Hila Sedighi was arrested at Tehran’s Imam Khomeini Airport as she returned from the United Arab Emirates, where she has been living with her husband for the past three years.
Her arrest was the latest in a series of arrests of artists, journalists and U.S. citizens as part of a crackdown on what authorities have called Western “infiltration”.
The clampdown follows a nuclear deal Iran signed with world powers in July, which hardliners fear may open Iranian society to what they see as corrupting Western influences.
The relative, who asked not to be identified, said Hila visited Iran regularly and was shocked to hear she had been sentenced in absentia. She has lodged an appeal against the conviction. Iranian officials have not commented on Sedighi’s case. She was sentenced by a court dealing with media and cultural issues, the relative said. Sedighi’s passport was confiscated on her arrival.
Sedighi was awarded the Hellman/Hammett prize for free expression by Human Rights Watch in 2012. Another Iranian recipient of that prize, journalist Isa Saharkhiz, was arrested in November.
Dozens of journalists, activists and artists have been arrested on charges such as publishing “propaganda” since October in an apparent crackdown on free expression and dissent ahead of next month’s election of a parliament and an assembly that will choose the Supreme Leader’s successor.

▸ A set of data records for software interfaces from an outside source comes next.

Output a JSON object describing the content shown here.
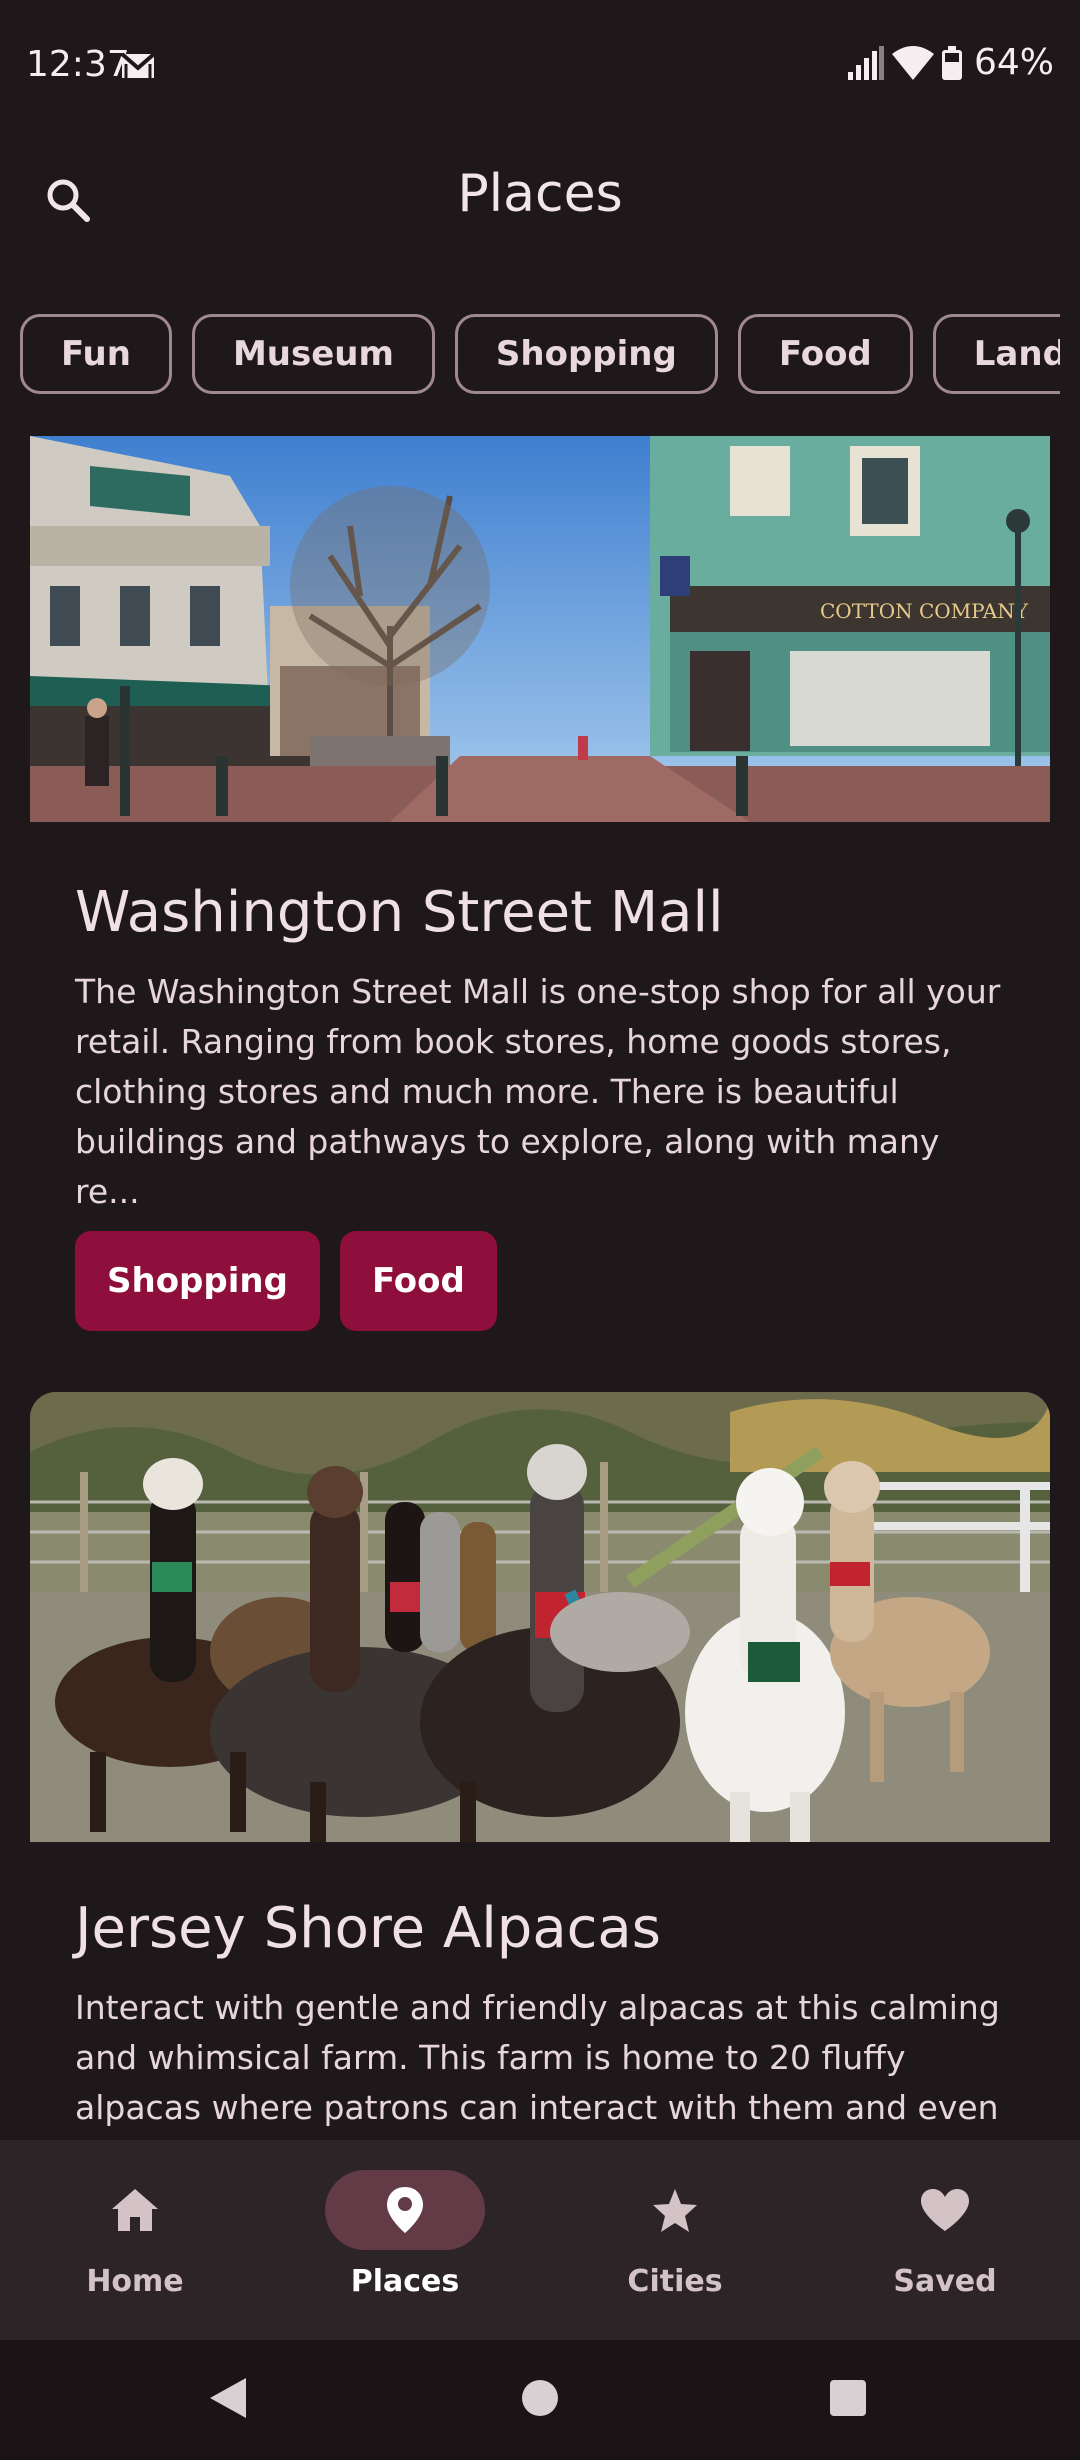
{
  "status_bar": {
    "time": "12:37",
    "battery": "64%"
  },
  "app_bar": {
    "title": "Places",
    "search_icon": "search-icon"
  },
  "filters": [
    "Fun",
    "Museum",
    "Shopping",
    "Food",
    "Landma"
  ],
  "places": [
    {
      "title": "Washington Street Mall",
      "description": "The Washington Street Mall is one-stop shop for all your retail. Ranging from book stores, home goods stores, clothing stores and much more. There is beautiful buildings and pathways to explore, along with many re...",
      "tags": [
        "Shopping",
        "Food"
      ],
      "image_signage": "COTTON COMPANY"
    },
    {
      "title": "Jersey Shore Alpacas",
      "description": "Interact with gentle and friendly alpacas at this calming and whimsical farm. This farm is home to 20 fluffy alpacas where patrons can interact with them and even"
    }
  ],
  "bottom_nav": [
    {
      "label": "Home",
      "icon": "home-icon"
    },
    {
      "label": "Places",
      "icon": "place-icon"
    },
    {
      "label": "Cities",
      "icon": "star-icon"
    },
    {
      "label": "Saved",
      "icon": "heart-icon"
    }
  ],
  "colors": {
    "background": "#1e181a",
    "tag": "#8e0e3c",
    "nav_bar": "#2d2427",
    "active_pill": "#633b46"
  }
}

Hila Sedighi backed a reformist candidate in 2009’s disputed presidential election and one of her poems was used as a campaign slogan by Mirhossein Mousavi, who is now under house arrest.
After hardline incumbent Mahmoud Ahmadinejad was announced the winner of the election, demonstrators took to the streets claiming the election was fraudulent. Sedighi recited poetry at the protests.
She was interrogated by the Intelligence Ministry a few times. In 2011 a Revolutionary Court convicted Sedighi to four months in prison, although the sentence was suspended for five years.
In a note published on her Facebook page on Sunday, Sedighi complained about the way she has been “treated and transferred in a cage like criminals” and that she had spent one night “in Shapour detention center where dangerous prisoners are being held”.
She wrote she had been put in a small cell next to eight prisoners “who were showing the most shameless behavior”.
Hila Sedighi’s Facebook page has more than 300,000 followers.
Reporting by Bozorgmehr Sharafedin; Editing by Eric Meijer and Digby Lidstone